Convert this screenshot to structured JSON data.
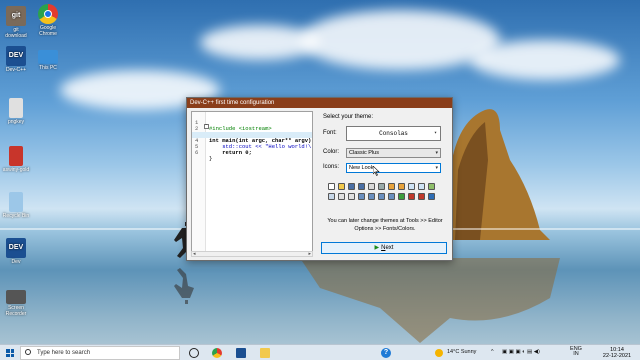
{
  "desktop": {
    "icons": [
      {
        "name": "git-download",
        "label": "git\ndownload",
        "color": "#7a6a5a"
      },
      {
        "name": "google-chrome",
        "label": "Google Chrome",
        "color": "#e33b2e"
      },
      {
        "name": "dev-cpp",
        "label": "Dev-C++",
        "color": "#1b4f91"
      },
      {
        "name": "this-pc",
        "label": "This PC",
        "color": "#3a8fd8"
      },
      {
        "name": "pngkey",
        "label": "pngkey",
        "color": "#e0e0e0"
      },
      {
        "name": "aswiny-gold",
        "label": "aswiny-gold",
        "color": "#c8352b"
      },
      {
        "name": "recycle-bin",
        "label": "Recycle Bin",
        "color": "#9cc7e8"
      },
      {
        "name": "dev-cpp-2",
        "label": "Dev",
        "color": "#1b4f91"
      },
      {
        "name": "screen-recorder",
        "label": "Screen Recorder",
        "color": "#555"
      }
    ]
  },
  "dialog": {
    "title": "Dev-C++ first time configuration",
    "code_lines": [
      {
        "n": "1",
        "text": "#include <iostream>",
        "kind": "pp"
      },
      {
        "n": "2",
        "text": "",
        "kind": ""
      },
      {
        "n": "3",
        "text": "int main(int argc, char** argv)",
        "kind": "kw"
      },
      {
        "n": "4",
        "text": "    std::cout << \"Hello world!\\",
        "kind": "str"
      },
      {
        "n": "5",
        "text": "    return 0;",
        "kind": "kw"
      },
      {
        "n": "6",
        "text": "}",
        "kind": ""
      }
    ],
    "theme_heading": "Select your theme:",
    "font_label": "Font:",
    "font_value": "Consolas",
    "color_label": "Color:",
    "color_value": "Classic Plus",
    "icons_label": "Icons:",
    "icons_value": "New Look",
    "note": "You can later change themes at Tools >> Editor Options >> Fonts/Colors.",
    "next_label": "Next",
    "next_underlined": "N",
    "next_rest": "ext"
  },
  "taskbar": {
    "search_placeholder": "Type here to search",
    "weather": "14°C  Sunny",
    "lang_top": "ENG",
    "lang_bottom": "IN",
    "time": "10:14",
    "date": "22-12-2021"
  },
  "colors": {
    "titlebar": "#8a3e1a",
    "next_border": "#0078d7",
    "taskbar": "#dde7f0"
  }
}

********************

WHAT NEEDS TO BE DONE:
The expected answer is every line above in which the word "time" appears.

RESULT OF THIS TASK:
    "title": "Dev-C++ first time configuration",
    "time": "10:14",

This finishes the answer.